Published on 28 April 2021
Horsham Rural City Council’s draft 2021-2022 Budget and supporting documents are out for community consultation for the next six weeks.
While much of the discussion centres on rates, I wanted to highlight a part of the budget process that is crucial to the ongoing success of our community groups.
Council’s annual Community Grants and Donations Program is factored into the budget and provides local organisations with $440,527 in funding.
In 2021, there has been an additional $50,000 allocated from Council’s COVID support package from last year’s budget.
This has meant more funds available to support groups such as sports clubs, halls, kindergartens to assist with their maintenance and facility improvements as well as grants for specific projects and events.
Council received 73 community grant applications for specific projects with 77% of the total dollar requests funded.
The local expenditure resulting from this Council support will provide an important economic stimulus and I look forward to seeing the successful projects coming to fruition over the next 12 months.
Another positive story from this year’s draft budget is that spending on rural roads is increasing overall by $1.56 million or 27 per cent.
Along with waste management, funding for rural roads is consistently one of Council’s largest expenses.
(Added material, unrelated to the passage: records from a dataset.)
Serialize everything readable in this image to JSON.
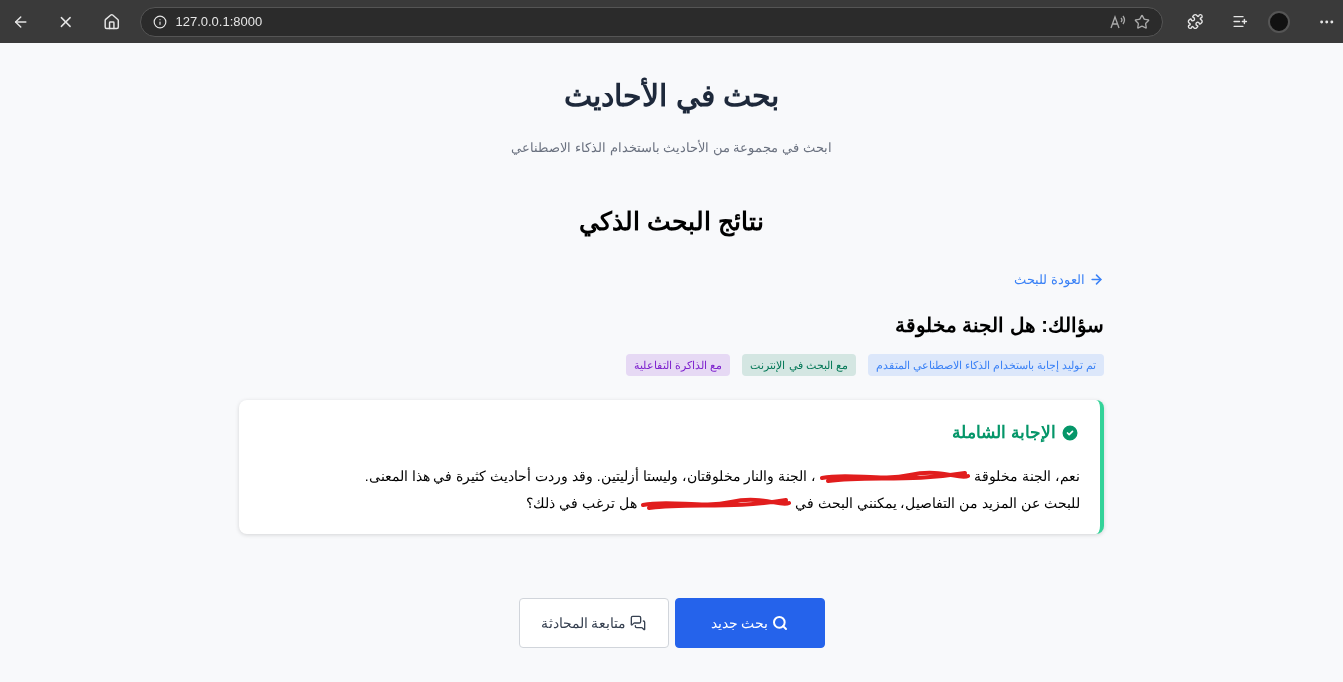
{
  "browser": {
    "url": "127.0.0.1:8000"
  },
  "header": {
    "title": "بحث في الأحاديث",
    "subtitle": "ابحث في مجموعة من الأحاديث باستخدام الذكاء الاصطناعي"
  },
  "results": {
    "heading": "نتائج البحث الذكي",
    "back_link": "العودة للبحث",
    "question": "سؤالك: هل الجنة مخلوقة",
    "badges": [
      {
        "label": "تم توليد إجابة باستخدام الذكاء الاصطناعي المتقدم",
        "color": "#3b82f6"
      },
      {
        "label": "مع البحث في الإنترنت",
        "color": "#047857"
      },
      {
        "label": "مع الذاكرة التفاعلية",
        "color": "#7e22ce"
      }
    ],
    "answer": {
      "title": "الإجابة الشاملة",
      "lines": [
        {
          "segments": [
            {
              "kind": "text",
              "text": "نعم، الجنة مخلوقة"
            },
            {
              "kind": "redaction"
            },
            {
              "kind": "text",
              "text": "، الجنة والنار مخلوقتان، وليستا أزليتين. وقد وردت أحاديث كثيرة في هذا المعنى."
            }
          ]
        },
        {
          "segments": [
            {
              "kind": "text",
              "text": "للبحث عن المزيد من التفاصيل، يمكنني البحث في"
            },
            {
              "kind": "redaction"
            },
            {
              "kind": "text",
              "text": "هل ترغب في ذلك؟"
            }
          ]
        }
      ]
    }
  },
  "buttons": [
    {
      "label": "بحث جديد",
      "kind": "primary"
    },
    {
      "label": "متابعة المحادثة",
      "kind": "secondary"
    }
  ]
}
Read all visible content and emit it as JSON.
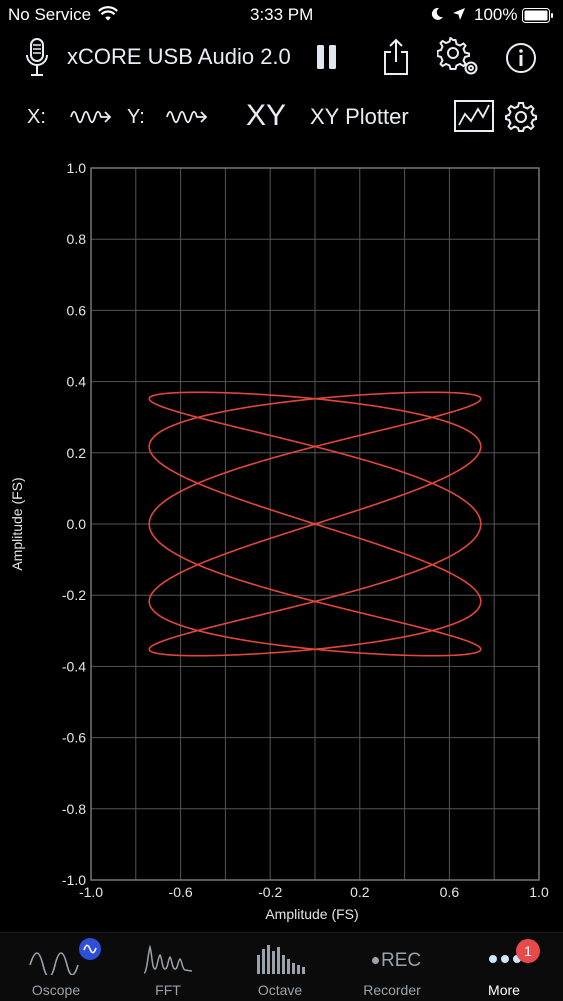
{
  "status_bar": {
    "carrier": "No Service",
    "time": "3:33 PM",
    "battery": "100%"
  },
  "header": {
    "device_name": "xCORE USB Audio 2.0"
  },
  "subheader": {
    "x_label": "X:",
    "y_label": "Y:",
    "mode_symbol": "XY",
    "mode_title": "XY Plotter"
  },
  "chart_data": {
    "type": "line",
    "xlabel": "Amplitude (FS)",
    "ylabel": "Amplitude (FS)",
    "xlim": [
      -1.0,
      1.0
    ],
    "ylim": [
      -1.0,
      1.0
    ],
    "x_ticks": [
      "-1.0",
      "-0.6",
      "-0.2",
      "0.2",
      "0.6",
      "1.0"
    ],
    "y_ticks": [
      "1.0",
      "0.8",
      "0.6",
      "0.4",
      "0.2",
      "0.0",
      "-0.2",
      "-0.4",
      "-0.6",
      "-0.8",
      "-1.0"
    ],
    "grid": true,
    "line_color": "#e0473c",
    "series": [
      {
        "curve": "lissajous",
        "x_amplitude": 0.74,
        "y_amplitude": 0.37,
        "x_frequency": 5,
        "y_frequency": 2
      }
    ]
  },
  "tabs": [
    {
      "label": "Oscope",
      "icon": "oscope-icon"
    },
    {
      "label": "FFT",
      "icon": "fft-icon"
    },
    {
      "label": "Octave",
      "icon": "octave-icon"
    },
    {
      "label": "Recorder",
      "icon": "rec-icon",
      "icon_text": "REC"
    },
    {
      "label": "More",
      "icon": "more-icon",
      "badge": "1"
    }
  ],
  "colors": {
    "accent": "#e0473c",
    "grid": "#555555",
    "badge": "#e84a4a"
  }
}
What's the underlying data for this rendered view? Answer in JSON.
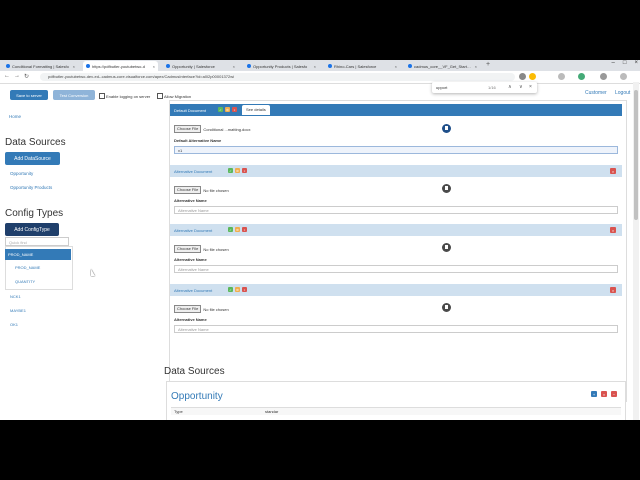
{
  "browser": {
    "tabs": [
      {
        "label": "Conditional Formatting | Salesfo"
      },
      {
        "label": "https://pdfbutler-youtubetwo-d"
      },
      {
        "label": "Opportunity | Salesforce"
      },
      {
        "label": "Opportunity Products | Salesfo"
      },
      {
        "label": "Rhino-Cars | Salesforce"
      },
      {
        "label": "cadmus_core__VF_Get_Started |"
      }
    ],
    "new_tab": "+",
    "window_controls": [
      "–",
      "□",
      "×"
    ],
    "url": "pdfbutler-youtubetwo-dev-ed--cadmus-core.visualforce.com/apex/CadmusInterface?id=a0l2p00001372wi",
    "nav": [
      "←",
      "→",
      "↻",
      "⌂"
    ]
  },
  "findbar": {
    "query": "upport",
    "count": "1/16",
    "up": "∧",
    "down": "∨",
    "close": "×"
  },
  "header": {
    "save_label": "Save to server",
    "test_label": "Test Conversion",
    "logging_label": "Enable logging on server",
    "migration_label": "Allow Migration",
    "customer_label": "Customer",
    "logout_label": "Logout"
  },
  "sidebar": {
    "home": "Home",
    "data_sources_heading": "Data Sources",
    "add_datasource": "Add DataSource",
    "datasources": [
      "Opportunity",
      "Opportunity Products"
    ],
    "config_types_heading": "Config Types",
    "add_configtype": "Add ConfigType",
    "quick_find_placeholder": "Quick find",
    "config_items": [
      "PROD_NAME",
      "PROD_NAME",
      "QUANTITY"
    ],
    "extra_items": [
      "NCK1",
      "MAYBE1",
      "OK1"
    ]
  },
  "documents": {
    "default": {
      "title": "Default Document",
      "see_details": "See details",
      "choose_file": "Choose File",
      "file_name": "Conditional ...matting.docx",
      "alt_name_label": "Default Alternative Name",
      "alt_name_value": "v1"
    },
    "alternatives": [
      {
        "title": "Alternative Document",
        "choose_file": "Choose File",
        "file_name": "No file chosen",
        "name_label": "Alternative Name",
        "name_placeholder": "Alternative Name"
      },
      {
        "title": "Alternative Document",
        "choose_file": "Choose File",
        "file_name": "No file chosen",
        "name_label": "Alternative Name",
        "name_placeholder": "Alternative Name"
      },
      {
        "title": "Alternative Document",
        "choose_file": "Choose File",
        "file_name": "No file chosen",
        "name_label": "Alternative Name",
        "name_placeholder": "Alternative Name"
      }
    ]
  },
  "data_sources_section": {
    "heading": "Data Sources",
    "opportunity_title": "Opportunity",
    "col_type": "Type",
    "col_value": "standar"
  },
  "colors": {
    "primary": "#337ab7",
    "danger": "#d9534f",
    "success": "#5cb85c",
    "warning": "#f0ad4e"
  }
}
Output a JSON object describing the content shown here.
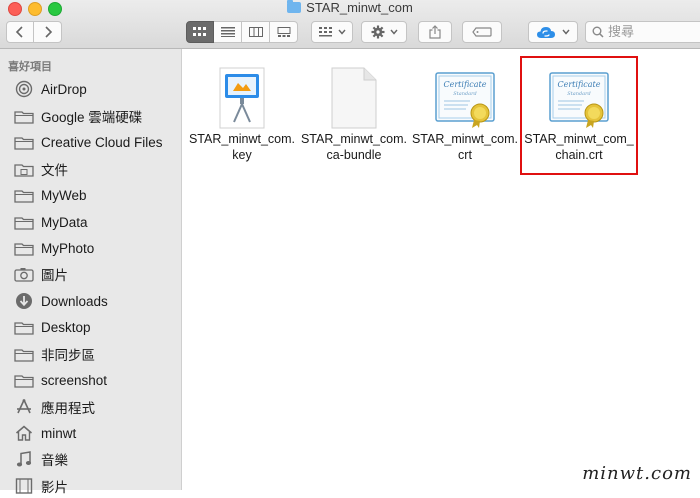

This year’s increase is due to the fact that many in the agricultural community have advocated strongly for improved roads, and I am pleased that their persistence has paid off.
Of course, the money being spent must come from somewhere, and the draft budget details the proposed revenue streams over the next year.
Local government delivers more than 80 services directly to the community. For every $100 of taxes collected in Australia, only $3 is collected by local government.
Under State Government legislation, Councils collect taxes (rates), based on property value to fund these services. It is important to remember that a tax is not a fee for service but a contribution for the benefit and betterment of our municipal community.
The Local Government Rate Review noted that “fairness and equity” mean different things to different people. No matter how the rating system might be modified or reformed, some sources of inequity lie beyond the rating system.
Councils may use differentials or discounts to soften the shock of large property value fluctuations, but they are not necessarily seen as fair by those who pay the full rate.
On average last year, farm valuations increased by 27.42% residential values increased by 4.46%, commercial decreased by 3% and industrial increased by 1.58%.
It is proposed to retain the 95% differentials for commercial and industrial properties and reduce the farm differential from 67% to 59%. This means that farmers will pay rates on 59% of the value of their property.
The municipal charge is a flat fee paid on every assessment. This tax hits the lower valued properties hardest. Horsham Rural City Council is proposing to reduce the municipal charge from $274 to $240 in this budget.
I encourage members of the community to review the proposed 2021-2022 budget and supporting documents and provide any feedback they would like Council to consider prior to formal adoption of the budget in late June.